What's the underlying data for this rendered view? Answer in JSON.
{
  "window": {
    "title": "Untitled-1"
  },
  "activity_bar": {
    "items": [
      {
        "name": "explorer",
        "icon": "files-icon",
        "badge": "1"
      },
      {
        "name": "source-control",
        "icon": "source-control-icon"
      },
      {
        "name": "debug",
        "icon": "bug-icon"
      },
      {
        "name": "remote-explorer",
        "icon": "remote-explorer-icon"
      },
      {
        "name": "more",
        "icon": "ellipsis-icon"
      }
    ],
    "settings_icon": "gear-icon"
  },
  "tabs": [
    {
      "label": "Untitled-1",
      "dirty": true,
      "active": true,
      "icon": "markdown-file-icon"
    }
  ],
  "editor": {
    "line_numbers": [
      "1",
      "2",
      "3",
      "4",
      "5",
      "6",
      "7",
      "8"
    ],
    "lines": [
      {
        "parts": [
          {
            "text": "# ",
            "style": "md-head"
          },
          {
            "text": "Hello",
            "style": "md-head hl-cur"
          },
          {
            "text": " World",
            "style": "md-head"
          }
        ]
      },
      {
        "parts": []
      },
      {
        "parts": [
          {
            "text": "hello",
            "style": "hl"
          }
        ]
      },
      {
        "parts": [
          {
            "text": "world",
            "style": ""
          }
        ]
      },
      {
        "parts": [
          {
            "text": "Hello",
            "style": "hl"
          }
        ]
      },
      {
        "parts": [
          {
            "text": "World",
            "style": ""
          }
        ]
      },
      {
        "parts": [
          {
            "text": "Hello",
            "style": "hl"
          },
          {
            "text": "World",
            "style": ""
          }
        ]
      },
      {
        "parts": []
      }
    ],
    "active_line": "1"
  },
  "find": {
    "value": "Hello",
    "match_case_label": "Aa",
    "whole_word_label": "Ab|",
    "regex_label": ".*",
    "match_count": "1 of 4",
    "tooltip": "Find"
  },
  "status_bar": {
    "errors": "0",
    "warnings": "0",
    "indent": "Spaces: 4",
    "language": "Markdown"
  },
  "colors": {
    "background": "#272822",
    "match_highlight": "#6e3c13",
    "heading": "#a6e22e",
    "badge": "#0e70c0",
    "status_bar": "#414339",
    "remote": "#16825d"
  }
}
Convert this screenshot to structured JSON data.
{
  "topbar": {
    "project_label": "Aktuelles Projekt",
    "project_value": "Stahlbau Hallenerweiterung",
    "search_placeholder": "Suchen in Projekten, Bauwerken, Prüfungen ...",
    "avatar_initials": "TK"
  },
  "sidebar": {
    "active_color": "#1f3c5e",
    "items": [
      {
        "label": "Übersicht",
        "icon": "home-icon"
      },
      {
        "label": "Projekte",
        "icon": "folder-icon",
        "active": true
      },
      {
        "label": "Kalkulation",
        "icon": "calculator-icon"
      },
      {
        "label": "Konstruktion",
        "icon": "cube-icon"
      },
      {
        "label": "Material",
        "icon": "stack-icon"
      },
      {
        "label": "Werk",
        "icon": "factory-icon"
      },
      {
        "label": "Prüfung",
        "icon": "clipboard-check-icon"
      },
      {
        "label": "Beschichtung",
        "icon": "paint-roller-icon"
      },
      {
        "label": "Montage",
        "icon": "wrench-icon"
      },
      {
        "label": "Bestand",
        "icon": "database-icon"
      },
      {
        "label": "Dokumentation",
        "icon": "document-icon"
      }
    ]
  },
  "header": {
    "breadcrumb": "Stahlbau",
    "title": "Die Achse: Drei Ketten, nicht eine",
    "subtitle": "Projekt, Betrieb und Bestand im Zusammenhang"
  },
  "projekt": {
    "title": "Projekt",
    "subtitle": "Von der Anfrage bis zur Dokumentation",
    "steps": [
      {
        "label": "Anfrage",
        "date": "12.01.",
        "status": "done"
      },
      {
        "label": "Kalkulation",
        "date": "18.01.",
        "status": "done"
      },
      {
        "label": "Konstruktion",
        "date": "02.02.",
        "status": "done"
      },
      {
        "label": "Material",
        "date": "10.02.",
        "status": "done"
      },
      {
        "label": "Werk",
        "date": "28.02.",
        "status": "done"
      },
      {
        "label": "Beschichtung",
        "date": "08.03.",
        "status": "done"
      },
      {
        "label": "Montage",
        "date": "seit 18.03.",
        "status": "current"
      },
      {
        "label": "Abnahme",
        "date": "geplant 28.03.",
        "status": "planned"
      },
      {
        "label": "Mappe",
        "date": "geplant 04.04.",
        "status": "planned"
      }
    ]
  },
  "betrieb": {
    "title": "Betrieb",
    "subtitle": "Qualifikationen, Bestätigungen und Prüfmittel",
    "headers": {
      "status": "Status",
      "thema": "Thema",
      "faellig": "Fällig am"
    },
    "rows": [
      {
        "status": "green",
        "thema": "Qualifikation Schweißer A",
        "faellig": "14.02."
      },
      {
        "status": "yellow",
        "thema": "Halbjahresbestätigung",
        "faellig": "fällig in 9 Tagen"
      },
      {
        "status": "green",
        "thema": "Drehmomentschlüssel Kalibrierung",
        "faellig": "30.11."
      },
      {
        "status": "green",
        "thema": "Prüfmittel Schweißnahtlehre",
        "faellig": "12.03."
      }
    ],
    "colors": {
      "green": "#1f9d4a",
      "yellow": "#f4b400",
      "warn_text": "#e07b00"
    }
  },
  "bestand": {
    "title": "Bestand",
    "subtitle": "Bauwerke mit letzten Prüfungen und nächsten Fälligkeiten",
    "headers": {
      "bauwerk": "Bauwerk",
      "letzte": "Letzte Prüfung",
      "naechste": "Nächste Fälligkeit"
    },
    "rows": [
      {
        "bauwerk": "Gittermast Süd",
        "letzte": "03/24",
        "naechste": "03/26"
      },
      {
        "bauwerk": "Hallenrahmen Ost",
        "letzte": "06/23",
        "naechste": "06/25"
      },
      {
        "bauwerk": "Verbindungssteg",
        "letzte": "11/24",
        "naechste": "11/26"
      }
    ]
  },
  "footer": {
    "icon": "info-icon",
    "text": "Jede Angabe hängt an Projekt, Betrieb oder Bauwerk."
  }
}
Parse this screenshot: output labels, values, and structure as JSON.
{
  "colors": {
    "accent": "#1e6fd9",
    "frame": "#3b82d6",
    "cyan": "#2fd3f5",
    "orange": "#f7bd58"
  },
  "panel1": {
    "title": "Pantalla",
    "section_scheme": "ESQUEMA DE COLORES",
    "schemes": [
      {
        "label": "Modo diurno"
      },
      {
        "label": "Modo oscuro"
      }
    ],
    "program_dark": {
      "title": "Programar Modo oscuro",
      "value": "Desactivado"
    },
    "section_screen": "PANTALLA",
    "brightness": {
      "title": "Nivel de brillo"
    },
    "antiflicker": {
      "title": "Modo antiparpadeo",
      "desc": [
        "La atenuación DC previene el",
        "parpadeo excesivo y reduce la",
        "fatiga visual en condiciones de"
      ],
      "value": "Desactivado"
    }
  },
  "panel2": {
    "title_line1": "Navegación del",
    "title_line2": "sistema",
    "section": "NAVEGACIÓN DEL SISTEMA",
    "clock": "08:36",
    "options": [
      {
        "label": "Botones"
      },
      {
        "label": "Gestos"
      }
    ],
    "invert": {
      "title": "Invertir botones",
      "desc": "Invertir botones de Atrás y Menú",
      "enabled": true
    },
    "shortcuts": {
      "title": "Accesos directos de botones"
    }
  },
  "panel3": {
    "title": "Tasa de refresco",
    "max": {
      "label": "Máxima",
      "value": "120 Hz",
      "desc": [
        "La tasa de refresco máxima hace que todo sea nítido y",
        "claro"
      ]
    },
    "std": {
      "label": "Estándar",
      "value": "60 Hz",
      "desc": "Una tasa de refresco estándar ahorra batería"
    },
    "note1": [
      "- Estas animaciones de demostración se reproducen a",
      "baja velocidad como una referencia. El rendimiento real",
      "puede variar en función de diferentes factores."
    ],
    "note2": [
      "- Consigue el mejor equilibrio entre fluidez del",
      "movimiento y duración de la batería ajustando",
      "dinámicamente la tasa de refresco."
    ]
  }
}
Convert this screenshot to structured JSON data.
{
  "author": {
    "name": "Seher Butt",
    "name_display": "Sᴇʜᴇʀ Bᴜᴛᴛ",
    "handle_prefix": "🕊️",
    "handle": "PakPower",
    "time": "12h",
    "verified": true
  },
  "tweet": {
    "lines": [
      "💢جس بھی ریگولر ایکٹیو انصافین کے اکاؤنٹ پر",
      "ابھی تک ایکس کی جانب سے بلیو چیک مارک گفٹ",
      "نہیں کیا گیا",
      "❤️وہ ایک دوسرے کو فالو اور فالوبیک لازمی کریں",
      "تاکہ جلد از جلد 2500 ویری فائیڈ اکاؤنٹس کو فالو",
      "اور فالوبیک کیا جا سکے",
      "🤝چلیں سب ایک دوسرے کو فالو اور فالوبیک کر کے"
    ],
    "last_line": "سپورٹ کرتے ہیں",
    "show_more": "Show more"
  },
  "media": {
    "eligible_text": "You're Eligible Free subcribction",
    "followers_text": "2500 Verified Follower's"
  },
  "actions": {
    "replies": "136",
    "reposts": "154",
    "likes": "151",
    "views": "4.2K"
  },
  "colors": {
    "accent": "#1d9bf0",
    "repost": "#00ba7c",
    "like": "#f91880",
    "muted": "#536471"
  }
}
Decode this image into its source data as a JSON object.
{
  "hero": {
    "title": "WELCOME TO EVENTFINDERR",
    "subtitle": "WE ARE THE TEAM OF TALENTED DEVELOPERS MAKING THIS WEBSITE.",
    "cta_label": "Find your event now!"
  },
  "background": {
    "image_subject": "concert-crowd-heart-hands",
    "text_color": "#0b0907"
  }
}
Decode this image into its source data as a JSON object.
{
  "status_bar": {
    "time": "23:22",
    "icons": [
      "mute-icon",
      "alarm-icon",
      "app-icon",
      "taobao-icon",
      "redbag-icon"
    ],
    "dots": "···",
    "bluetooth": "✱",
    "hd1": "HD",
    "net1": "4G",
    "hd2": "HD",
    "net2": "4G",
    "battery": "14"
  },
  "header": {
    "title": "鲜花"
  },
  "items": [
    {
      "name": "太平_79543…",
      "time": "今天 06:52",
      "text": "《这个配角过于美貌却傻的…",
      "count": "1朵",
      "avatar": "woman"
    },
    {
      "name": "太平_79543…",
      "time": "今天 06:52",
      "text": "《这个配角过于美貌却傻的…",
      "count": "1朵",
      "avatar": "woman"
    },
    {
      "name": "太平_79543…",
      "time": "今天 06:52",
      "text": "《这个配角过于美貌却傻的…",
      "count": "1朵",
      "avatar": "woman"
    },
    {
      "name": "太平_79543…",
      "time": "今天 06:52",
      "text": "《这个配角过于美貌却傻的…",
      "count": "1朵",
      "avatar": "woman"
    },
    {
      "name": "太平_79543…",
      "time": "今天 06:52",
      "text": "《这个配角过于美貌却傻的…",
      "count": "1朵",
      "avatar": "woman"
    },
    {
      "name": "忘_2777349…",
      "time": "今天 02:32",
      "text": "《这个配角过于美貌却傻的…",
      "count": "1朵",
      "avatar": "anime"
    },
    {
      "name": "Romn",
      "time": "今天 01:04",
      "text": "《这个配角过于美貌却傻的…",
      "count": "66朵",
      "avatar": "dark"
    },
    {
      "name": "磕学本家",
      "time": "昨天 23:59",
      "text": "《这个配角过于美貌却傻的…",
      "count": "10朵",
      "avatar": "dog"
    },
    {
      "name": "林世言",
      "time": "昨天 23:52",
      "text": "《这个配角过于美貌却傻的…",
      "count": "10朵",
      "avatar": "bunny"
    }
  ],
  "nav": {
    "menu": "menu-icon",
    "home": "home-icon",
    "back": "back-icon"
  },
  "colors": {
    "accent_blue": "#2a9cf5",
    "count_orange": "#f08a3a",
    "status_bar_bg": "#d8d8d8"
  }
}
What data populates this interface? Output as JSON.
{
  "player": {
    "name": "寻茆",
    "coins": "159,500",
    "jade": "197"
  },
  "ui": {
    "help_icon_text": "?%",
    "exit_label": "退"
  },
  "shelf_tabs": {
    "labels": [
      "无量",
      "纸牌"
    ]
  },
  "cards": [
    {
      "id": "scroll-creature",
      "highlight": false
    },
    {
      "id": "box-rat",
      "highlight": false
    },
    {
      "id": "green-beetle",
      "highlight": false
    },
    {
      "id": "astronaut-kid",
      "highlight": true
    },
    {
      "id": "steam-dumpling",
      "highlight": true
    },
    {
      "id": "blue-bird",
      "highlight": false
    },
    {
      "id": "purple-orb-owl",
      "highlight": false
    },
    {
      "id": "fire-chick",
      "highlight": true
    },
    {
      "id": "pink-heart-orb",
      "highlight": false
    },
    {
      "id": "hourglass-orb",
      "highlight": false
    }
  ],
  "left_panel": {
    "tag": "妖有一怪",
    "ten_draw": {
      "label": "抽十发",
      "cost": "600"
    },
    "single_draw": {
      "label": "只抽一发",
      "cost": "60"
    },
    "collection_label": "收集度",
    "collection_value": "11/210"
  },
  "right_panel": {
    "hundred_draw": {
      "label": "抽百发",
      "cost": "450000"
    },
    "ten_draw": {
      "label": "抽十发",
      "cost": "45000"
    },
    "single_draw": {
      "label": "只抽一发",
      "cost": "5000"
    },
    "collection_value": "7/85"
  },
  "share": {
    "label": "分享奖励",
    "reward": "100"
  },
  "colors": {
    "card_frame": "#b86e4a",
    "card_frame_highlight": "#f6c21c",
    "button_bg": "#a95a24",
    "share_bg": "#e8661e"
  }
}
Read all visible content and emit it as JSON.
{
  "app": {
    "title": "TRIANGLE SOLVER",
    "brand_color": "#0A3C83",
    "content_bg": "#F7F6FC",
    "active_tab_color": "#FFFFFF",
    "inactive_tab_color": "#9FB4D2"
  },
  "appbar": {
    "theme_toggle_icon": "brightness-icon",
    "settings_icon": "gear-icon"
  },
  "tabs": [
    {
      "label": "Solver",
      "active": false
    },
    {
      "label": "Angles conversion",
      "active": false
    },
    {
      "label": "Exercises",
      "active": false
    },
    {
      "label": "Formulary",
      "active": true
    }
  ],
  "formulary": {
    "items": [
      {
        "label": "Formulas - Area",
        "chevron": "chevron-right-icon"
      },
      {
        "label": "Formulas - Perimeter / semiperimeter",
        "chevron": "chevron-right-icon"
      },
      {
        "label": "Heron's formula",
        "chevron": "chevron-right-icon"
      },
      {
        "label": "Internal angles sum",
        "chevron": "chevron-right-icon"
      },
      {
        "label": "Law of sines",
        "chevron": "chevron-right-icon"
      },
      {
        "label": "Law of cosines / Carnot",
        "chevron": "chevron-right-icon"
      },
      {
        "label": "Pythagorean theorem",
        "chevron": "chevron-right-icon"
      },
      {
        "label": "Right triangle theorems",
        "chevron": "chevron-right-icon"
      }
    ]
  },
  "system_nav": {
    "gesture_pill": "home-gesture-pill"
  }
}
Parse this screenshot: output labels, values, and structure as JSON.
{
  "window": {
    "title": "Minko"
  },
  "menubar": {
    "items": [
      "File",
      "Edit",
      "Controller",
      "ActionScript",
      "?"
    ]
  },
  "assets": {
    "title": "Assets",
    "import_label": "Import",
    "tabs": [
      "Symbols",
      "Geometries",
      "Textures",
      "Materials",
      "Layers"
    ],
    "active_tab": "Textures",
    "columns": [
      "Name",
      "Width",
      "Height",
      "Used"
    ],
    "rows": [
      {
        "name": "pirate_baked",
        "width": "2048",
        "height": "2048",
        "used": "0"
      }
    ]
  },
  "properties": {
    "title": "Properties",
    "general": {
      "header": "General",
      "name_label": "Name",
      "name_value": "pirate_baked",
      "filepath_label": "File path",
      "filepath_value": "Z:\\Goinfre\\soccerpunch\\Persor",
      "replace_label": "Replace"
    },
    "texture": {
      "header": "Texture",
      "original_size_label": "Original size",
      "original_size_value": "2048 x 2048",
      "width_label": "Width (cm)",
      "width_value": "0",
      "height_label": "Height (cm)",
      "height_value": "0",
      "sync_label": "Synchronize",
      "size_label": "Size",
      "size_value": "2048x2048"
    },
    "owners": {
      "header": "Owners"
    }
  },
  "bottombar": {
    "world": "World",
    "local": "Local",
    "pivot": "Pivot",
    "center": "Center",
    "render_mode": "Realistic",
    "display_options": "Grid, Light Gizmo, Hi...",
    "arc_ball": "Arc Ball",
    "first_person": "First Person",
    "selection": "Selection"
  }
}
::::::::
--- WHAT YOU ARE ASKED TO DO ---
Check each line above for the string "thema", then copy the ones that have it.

--- EXERCISE RESULT ---
      "thema": "Thema",
        "thema": "Qualifikation Schweißer A",
        "thema": "Halbjahresbestätigung",
        "thema": "Drehmomentschlüssel Kalibrierung",
        "thema": "Prüfmittel Schweißnahtlehre",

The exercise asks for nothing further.